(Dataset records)

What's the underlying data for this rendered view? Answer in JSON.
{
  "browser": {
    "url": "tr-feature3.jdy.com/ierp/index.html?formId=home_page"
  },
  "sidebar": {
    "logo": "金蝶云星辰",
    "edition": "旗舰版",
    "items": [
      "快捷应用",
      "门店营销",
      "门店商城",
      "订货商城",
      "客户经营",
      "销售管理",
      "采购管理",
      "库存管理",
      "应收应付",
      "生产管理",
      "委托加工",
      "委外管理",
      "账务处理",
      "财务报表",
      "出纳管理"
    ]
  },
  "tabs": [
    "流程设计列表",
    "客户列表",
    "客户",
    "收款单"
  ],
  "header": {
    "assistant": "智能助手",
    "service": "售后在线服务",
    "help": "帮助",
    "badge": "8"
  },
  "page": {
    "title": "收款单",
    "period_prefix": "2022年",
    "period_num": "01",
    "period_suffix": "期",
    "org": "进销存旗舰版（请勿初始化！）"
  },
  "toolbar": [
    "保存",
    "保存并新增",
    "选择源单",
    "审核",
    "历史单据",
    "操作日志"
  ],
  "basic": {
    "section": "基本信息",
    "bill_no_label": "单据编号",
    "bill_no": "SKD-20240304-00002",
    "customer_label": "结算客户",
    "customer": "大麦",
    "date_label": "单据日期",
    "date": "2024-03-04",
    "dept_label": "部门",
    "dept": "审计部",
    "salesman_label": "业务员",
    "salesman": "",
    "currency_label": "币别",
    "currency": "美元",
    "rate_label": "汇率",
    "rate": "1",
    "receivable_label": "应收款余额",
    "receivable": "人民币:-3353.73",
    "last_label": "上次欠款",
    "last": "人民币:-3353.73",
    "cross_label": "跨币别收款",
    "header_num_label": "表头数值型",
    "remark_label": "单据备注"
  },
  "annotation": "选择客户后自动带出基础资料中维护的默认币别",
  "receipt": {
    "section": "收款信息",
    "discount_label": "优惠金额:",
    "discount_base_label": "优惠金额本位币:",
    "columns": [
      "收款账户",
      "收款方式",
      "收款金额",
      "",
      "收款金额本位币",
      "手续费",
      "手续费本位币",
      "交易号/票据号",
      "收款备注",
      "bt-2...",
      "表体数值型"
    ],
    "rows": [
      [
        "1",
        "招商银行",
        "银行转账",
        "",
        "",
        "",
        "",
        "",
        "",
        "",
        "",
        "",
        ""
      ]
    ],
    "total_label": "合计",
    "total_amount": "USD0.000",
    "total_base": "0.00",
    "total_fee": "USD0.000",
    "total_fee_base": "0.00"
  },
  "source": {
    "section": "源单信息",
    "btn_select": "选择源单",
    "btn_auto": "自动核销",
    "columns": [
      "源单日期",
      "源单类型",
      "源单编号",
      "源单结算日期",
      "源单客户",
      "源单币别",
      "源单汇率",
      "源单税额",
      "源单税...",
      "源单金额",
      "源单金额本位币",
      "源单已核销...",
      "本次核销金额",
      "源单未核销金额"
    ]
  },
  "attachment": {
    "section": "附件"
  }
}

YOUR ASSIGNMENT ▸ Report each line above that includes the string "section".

WRITTEN SOLUTION ▸
    "section": "基本信息",
    "section": "收款信息",
    "section": "源单信息",
    "section": "附件"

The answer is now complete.